DAVID MOYES has admitted he could have turned down the Sunderland job in the summer had he known about Ellis Short’s plans to sell and tighten the purse strings – even though he will not walk away from the Stadium of Light.
In an honest and frank pre-match press conference, the Black Cats boss has outlined a determination to keep Premier League football on Wearside despite suggesting that the job he was sold is not what he expected.
When Moyes took over from Sam Allardyce in July he spoke candidly about his plans to revive the fortunes at Sunderland under the chairmanship of Short after hearing of the plans to keep improving.
It has since become clear Short has actively looked to sell the club, having already bankrolled the club by ploughing in his own money in a bid to help at a time when the debts have spiralled to more than £140m.
It is those turn of events which have ended with Moyes being told there will be no cash available in the January transfer window, at a time when Sunderland are in desperate need of results in the battle to climb off the foot of the table.
Asked if he would have taken the job in the summer had he known more about the situation, Moyes said: “I would have had to have thought a lot more about it. Sunderland always had an appeal to me, but if I had known about the situation I would have needed to look at it in a different way, because at the end of the day I want to manage in the Premier League.”
He added: “I’m disappointed, disappointed that I will not be able to do some work in January and try to build on what we’ve done.
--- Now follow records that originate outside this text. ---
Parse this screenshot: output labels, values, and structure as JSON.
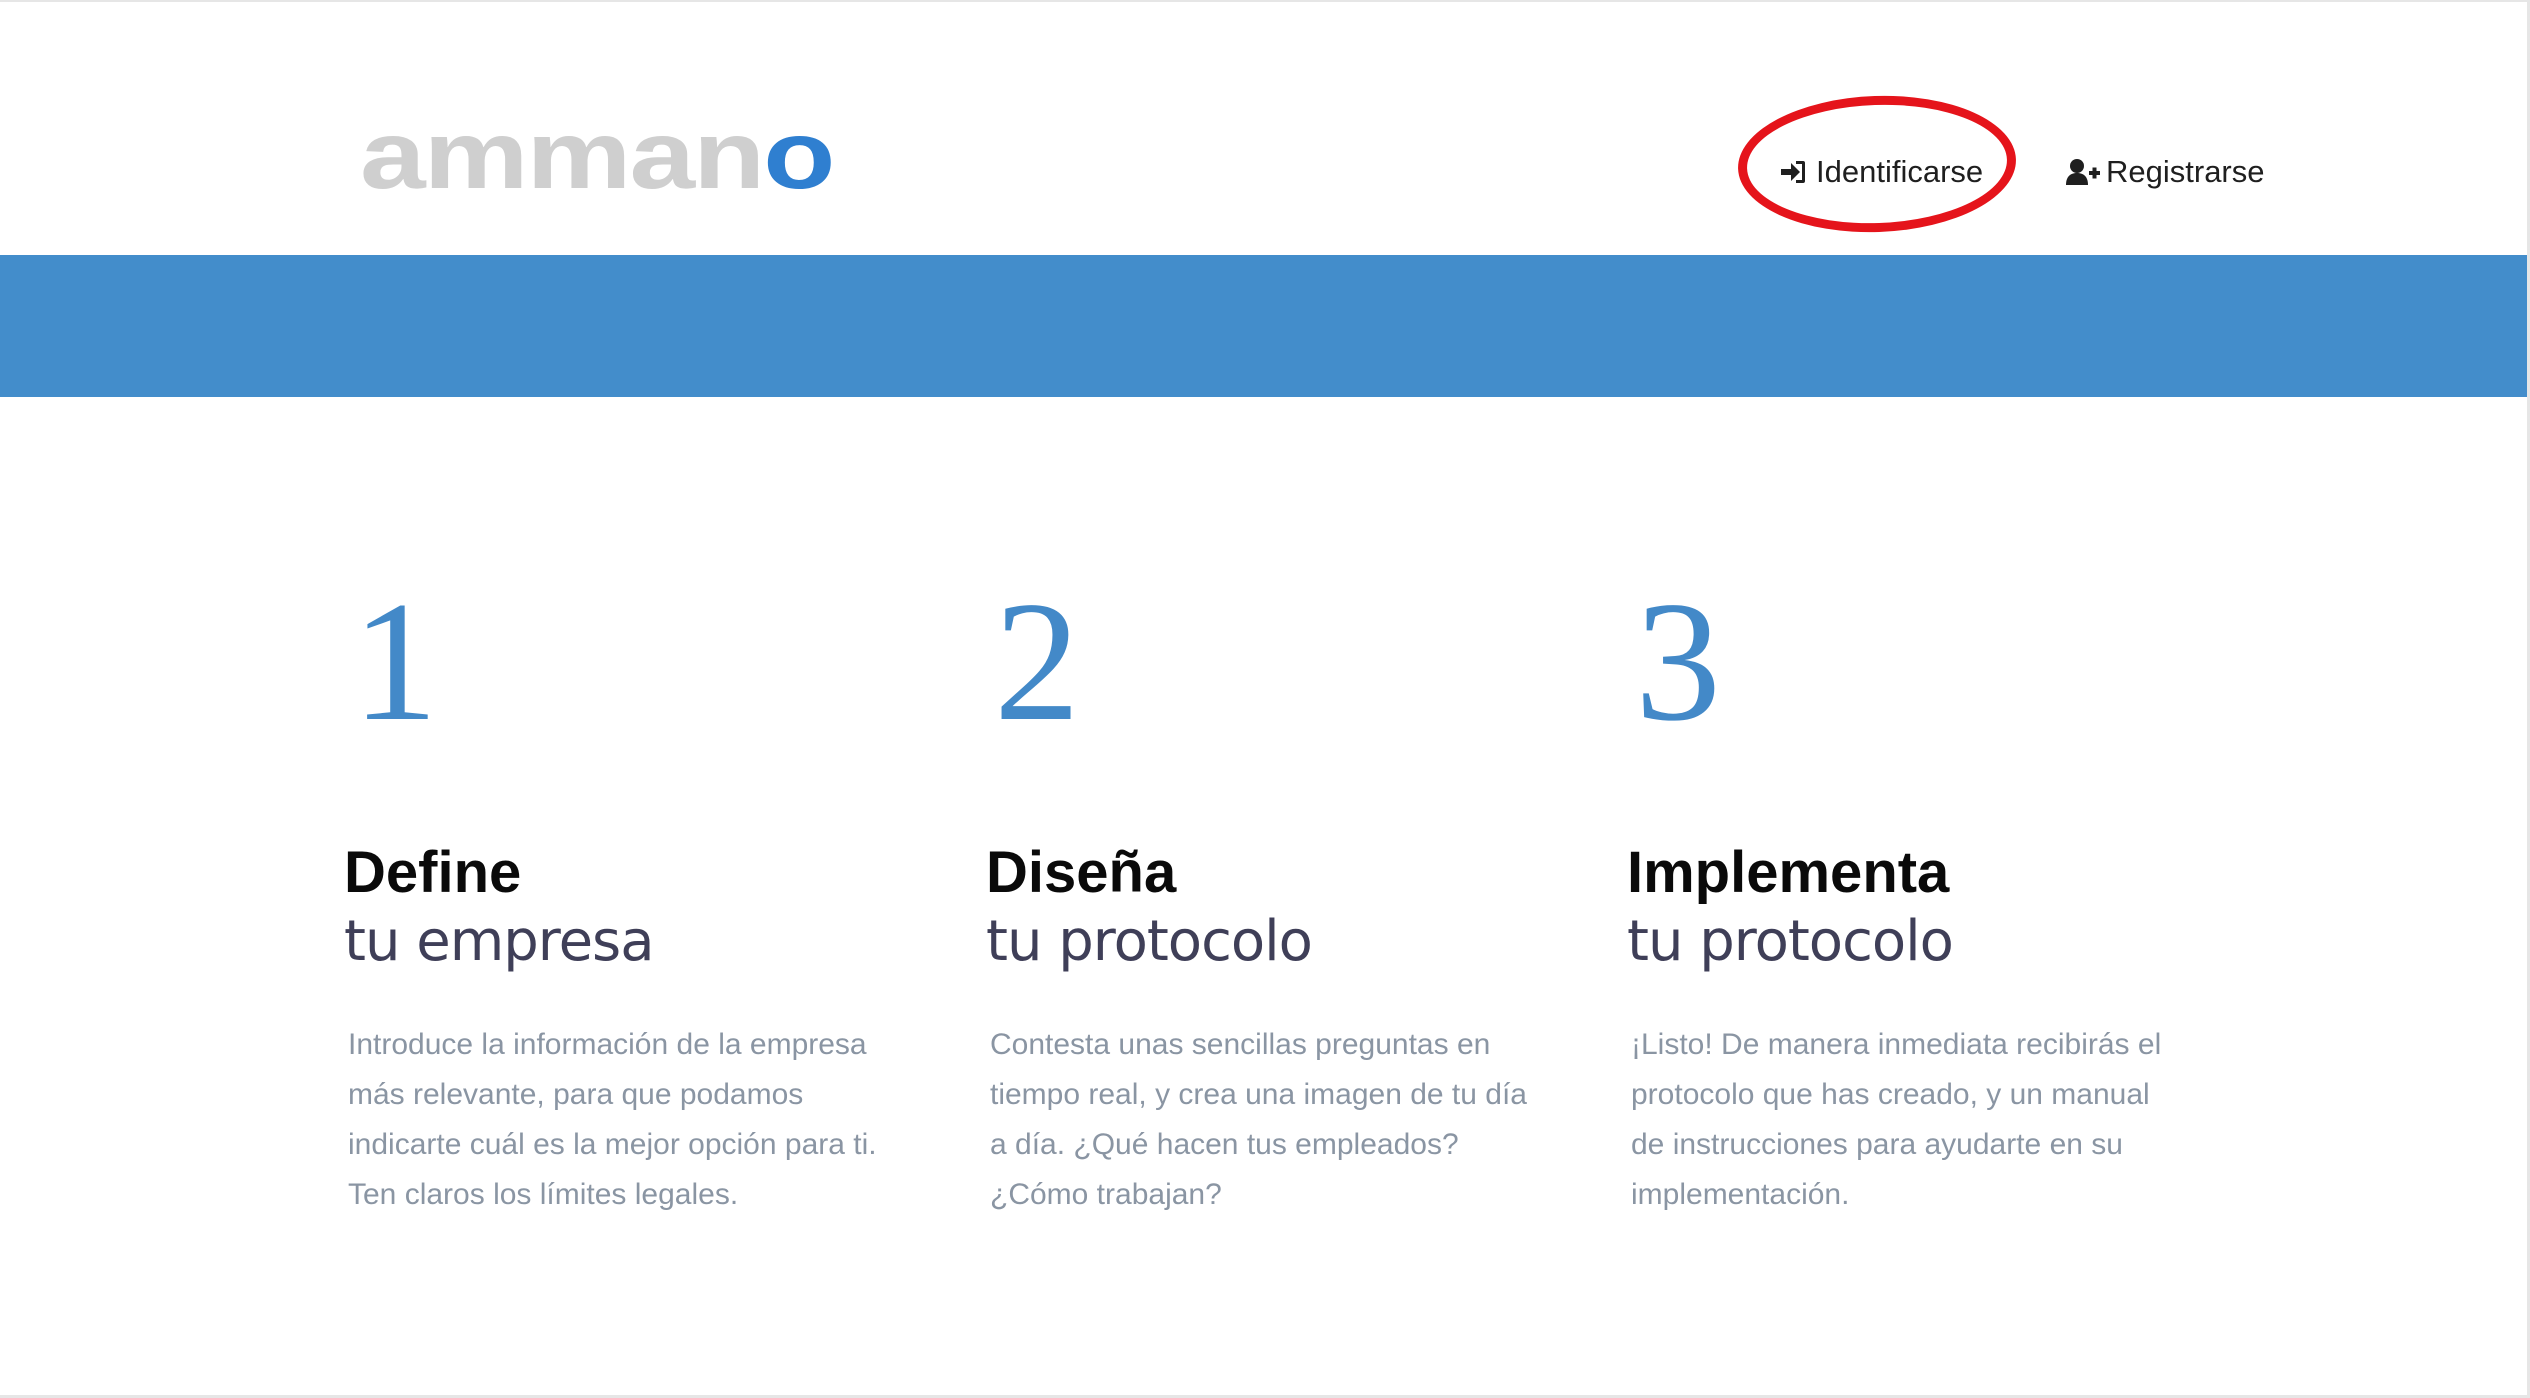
{
  "header": {
    "logo": {
      "text_main": "ammano",
      "text_accent": "",
      "accent_color": "#2f7fd0"
    },
    "nav": {
      "login": {
        "label": "Identificarse",
        "icon": "sign-in-icon"
      },
      "register": {
        "label": "Registrarse",
        "icon": "user-plus-icon"
      }
    }
  },
  "band": {
    "color": "#438dcb"
  },
  "steps": [
    {
      "number": "1",
      "title": "Define",
      "subtitle": "tu empresa",
      "description": "Introduce la información de la empresa más relevante, para que podamos indicarte cuál es la mejor opción para ti. Ten claros los límites legales."
    },
    {
      "number": "2",
      "title": "Diseña",
      "subtitle": "tu protocolo",
      "description": "Contesta unas sencillas preguntas en tiempo real, y crea una imagen de tu día a día. ¿Qué hacen tus empleados? ¿Cómo trabajan?"
    },
    {
      "number": "3",
      "title": "Implementa",
      "subtitle": "tu protocolo",
      "description": "¡Listo! De manera inmediata recibirás el protocolo que has creado, y un manual de instrucciones para ayudarte en su implementación."
    }
  ],
  "colors": {
    "accent": "#4389c8",
    "highlight_ring": "#e5141b"
  }
}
There have been some shoots of improvement but we need to give the players a lift as well. Now, we need to get in a huddle and stick together.”
Sunderland’s shoots of recovery have been hit once again by the news German midfielder Jan Kirchhoff is facing three months out with ligament damage to his knee.
But Moyes suggested he has got his head around the fact there will be a lack of finances available, plus the uncertainty surrounding the ownership of the club, and that he is focused on achieving his targets.
He said: “I have not been tempted to walk because I saw some steel from the players and a belief in what they are doing. The players didn't know anything about this (situation) either.
“I have thought to myself, ‘I came here to do a job’ and the first job is to keep us up. After that I always said the bigger job was to build the club up. I have a lot of respect for the chief executive who was big and brave enough to say it how it is to the supporters and everyone here.”
Short admitted after the appointment of Moyes he had finally landed his man at the fifth attempt but has since gone on to try to sell the club.
The Sunderland boss said: “I find that difficult because I was saying I have come here to improve the club. I don’t want to be here and be a team at the bottom.
“This club has the infrastructure, the stadium, incredible support of 40,000 crowds, some of the biggest in Europe. That is the appeal of Sunderland. And I knew the owner wanted me here a long time.
“It is a bigger challenge (than what I thought) because of the situation the club are in at the moment and because of the situation I have been put in. So it is a bigger job (than expected).”
Moyes is trying to remain positive and thinks Sunderland as a club can become stronger and greater if it emerges from this period with Premier League status intact.
Sunderland face Watford at the Stadium of Light today, Moyes said: “It gives me something to look at. If we can get everyone pulling 100 per cent together and say, ‘Come on, you’re in it now, this is what we’ve got. Let’s pull together, give 100 per cent in the games. Patch yourself up whether you’re injured or not and get out.’
“Sometimes that can galvanise you as well. That’s what we have to try to do.
“There is a frustration with it but I am going to stand up stick my chest up and get on with it. I’m going to fight for it and I expect everyone else at the club to do the same.
“I think it would be a good achievement to stay up. Other managers have done it here and I have to as well - but my task might be slightly harder.
“The way the money levels have gone in the Premier League, if you want to be there then you need a bit of help. I would hope that we can find a way of giving us a chance of having a go at it.”